After some back and forth between Governor Andrew Cuomo’s office, real estate developers, and construction workers over the renewal of the 421-a tax break program at the end of last year, all the parties now seem to have finally come to an agreement. On Sunday, Cuomo’s office sent off this new bill to the state legislature for their approval, and with that missive they announced that the program will henceforth be known as “Affordable New York,” The New York Daily News first reported.

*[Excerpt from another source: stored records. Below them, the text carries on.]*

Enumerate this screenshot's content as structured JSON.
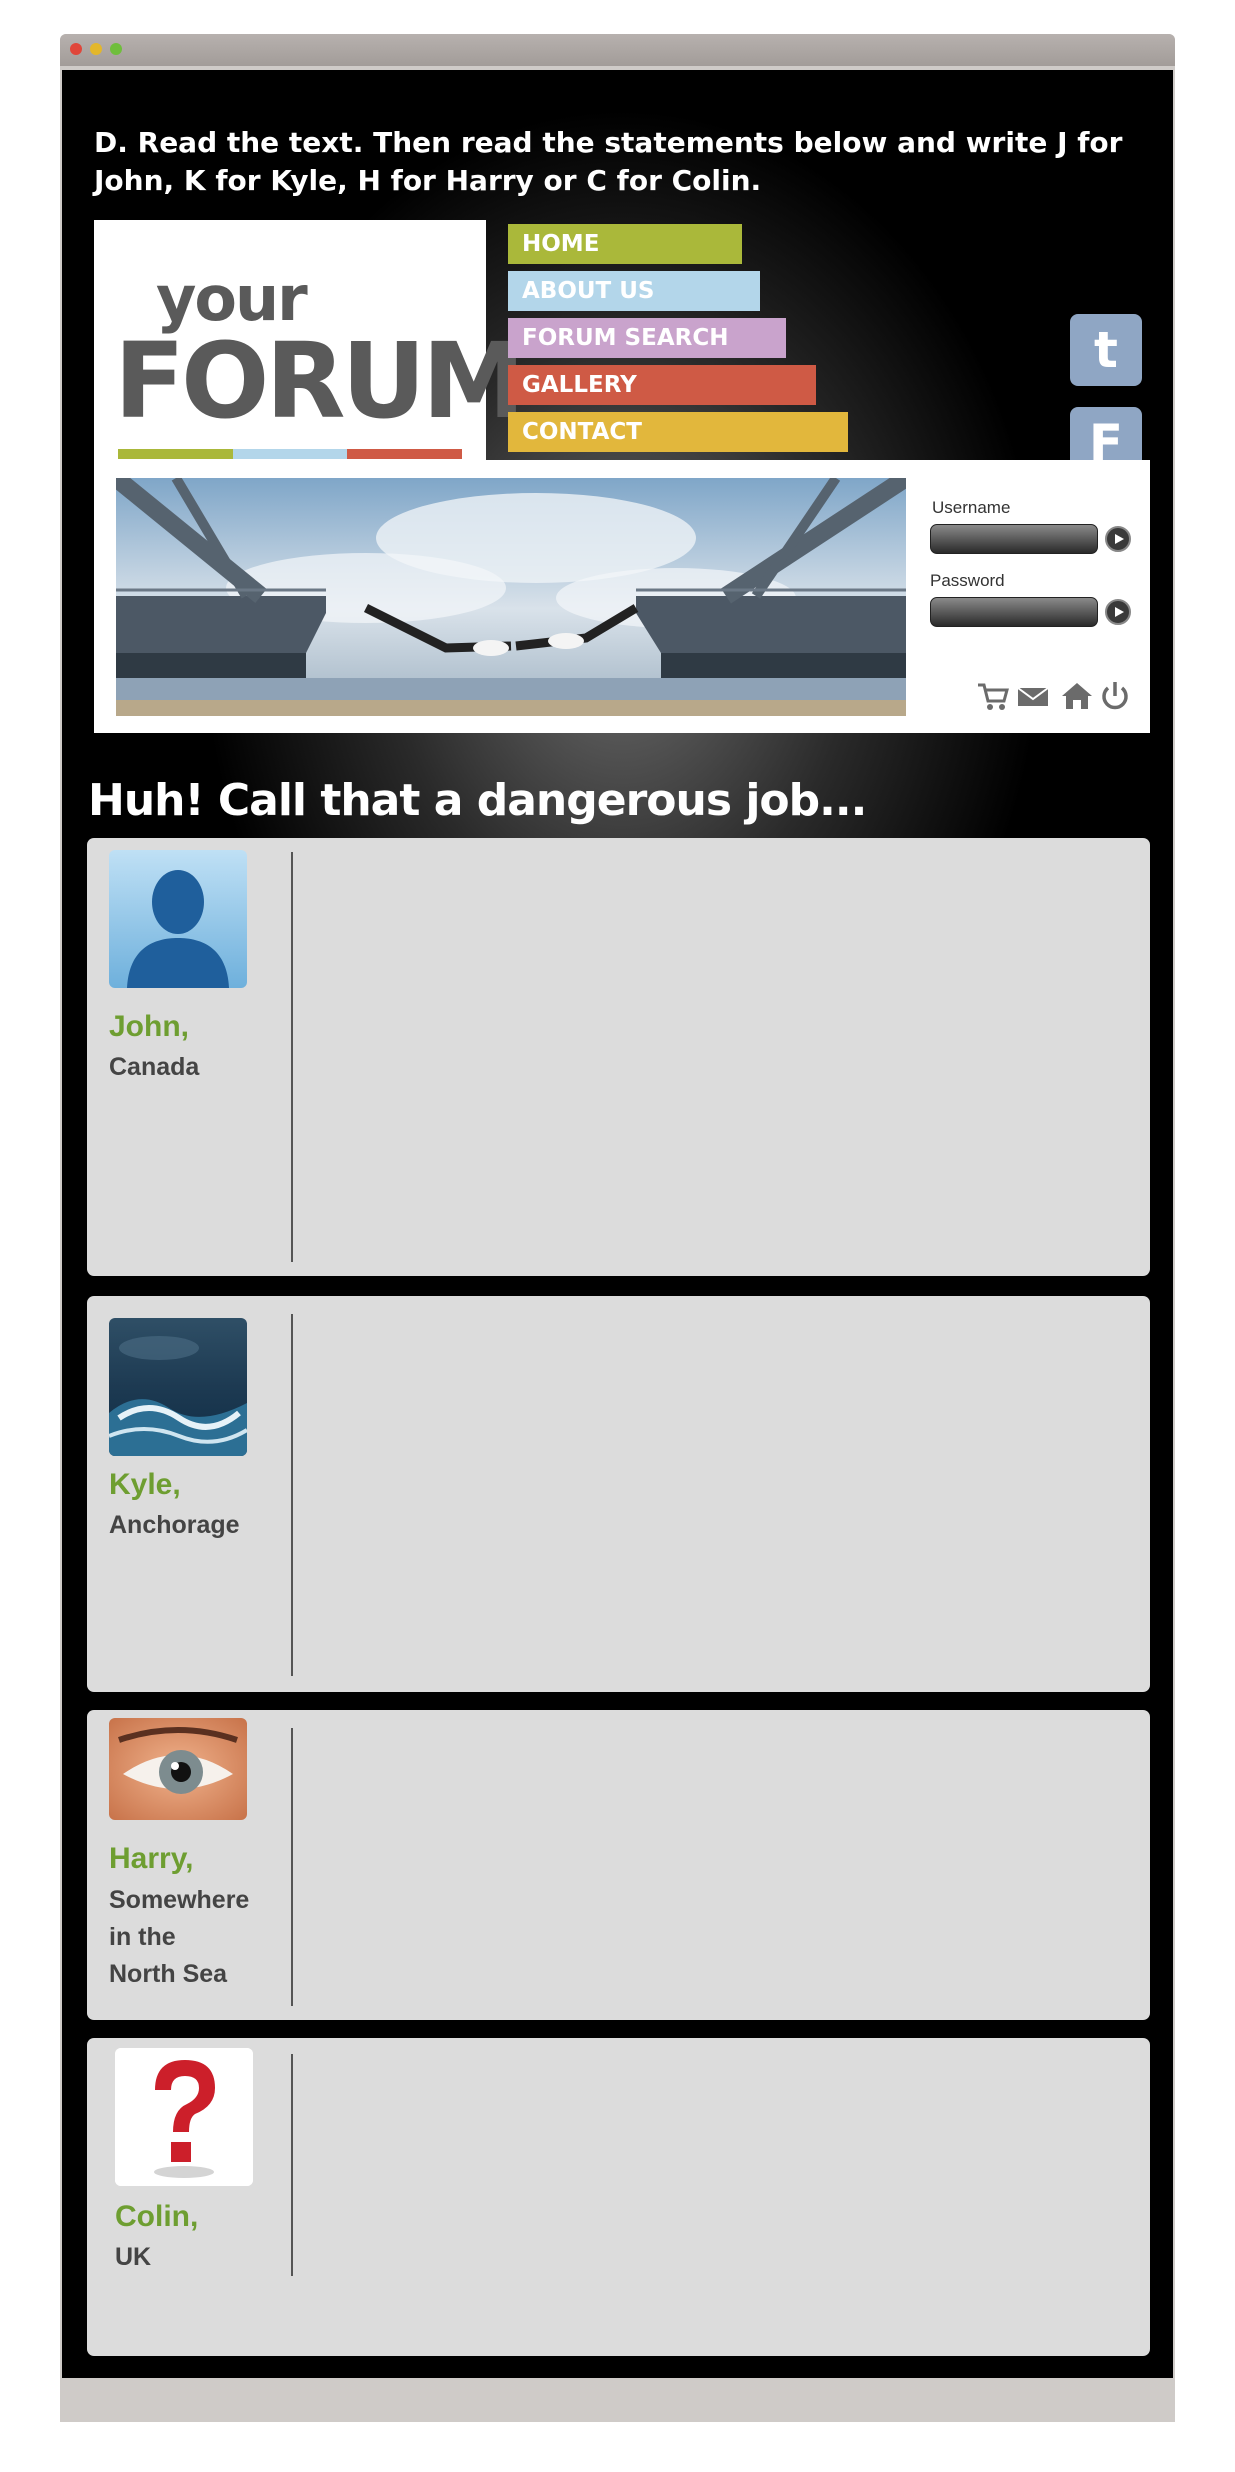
{
  "instruction": {
    "line1": "D. Read the text. Then read the statements below and write J for",
    "line2": "John, K for Kyle, H for Harry or C for Colin."
  },
  "logo": {
    "your": "your",
    "forum": "FORUM",
    "bar_colors": [
      "#aab83a",
      "#b3d6ea",
      "#cf5a45"
    ]
  },
  "nav": [
    {
      "label": "HOME",
      "color": "#aab83a"
    },
    {
      "label": "ABOUT US",
      "color": "#b3d6ea"
    },
    {
      "label": "FORUM SEARCH",
      "color": "#c9a3cc"
    },
    {
      "label": "GALLERY",
      "color": "#cf5a45"
    },
    {
      "label": "CONTACT",
      "color": "#e2b73c"
    }
  ],
  "social": {
    "tumblr": "t",
    "facebook": "F"
  },
  "login": {
    "username_label": "Username",
    "password_label": "Password"
  },
  "utility_icons": [
    "cart-icon",
    "mail-icon",
    "home-icon",
    "power-icon"
  ],
  "forum_title": "Huh! Call that a dangerous job...",
  "posts": [
    {
      "name": "John,",
      "place": "Canada",
      "avatar": "silhouette-avatar"
    },
    {
      "name": "Kyle,",
      "place": "Anchorage",
      "avatar": "stormy-sea-avatar"
    },
    {
      "name": "Harry,",
      "place_lines": [
        "Somewhere",
        "in the",
        "North Sea"
      ],
      "avatar": "eye-avatar"
    },
    {
      "name": "Colin,",
      "place": "UK",
      "avatar": "question-mark-avatar"
    }
  ],
  "colors": {
    "accent_green": "#6e9e31",
    "post_bg": "#dcdcdc"
  }
}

Some of the biggest changes to the program, that were revealed in November last year, include an affordability timeline of 40 years on affordable units, up from the previous 35 years, and the tax exemption going up to 35 years. All of this will be made available to developers building projects with over 300 apartments south of 96th Street in Manhattan, and near the waterfront in Queens and Brooklyn, who pay an average of $60/hour to construction workers in Manhattan, and an average of $45/hour for workers in Queens and Brooklyn.
Governor Cuomo revealed the new “Affordable New York” monicker on John Catsimatidis’ radio show on Sunday morning, and at the time he only mentioned the 40-year affordability period, and did not go into details on some of the other aspects of the new bill, according to The Daily News.
It’s not yet clear when the state legislature will vote on the bill, but some of the new details that Governor Cuomo revealed on Sunday include the fact that this new program will help create 2,500 affordable apartments each year, and will have created 9,000 new affordable units by the time it expires in the summer of 2020, according to The Commercial Observer.
The new proposal has already received the backing of construction unions, affordable housing advocates, and developers alike, and now it’s up to the state legislature to put the bill into practice.
- Gov. Cuomo offers tax incentives in new affordable housing proposal for low-income New Yorkers [NYDN]
- Does Cuomo Have the Answer to 421a? [Commercial Observer]
- Developers, construction industry finally reach agreement on 421-a tax program [Curbed]
- 421-a tax break revival is already imperiled [Curbed]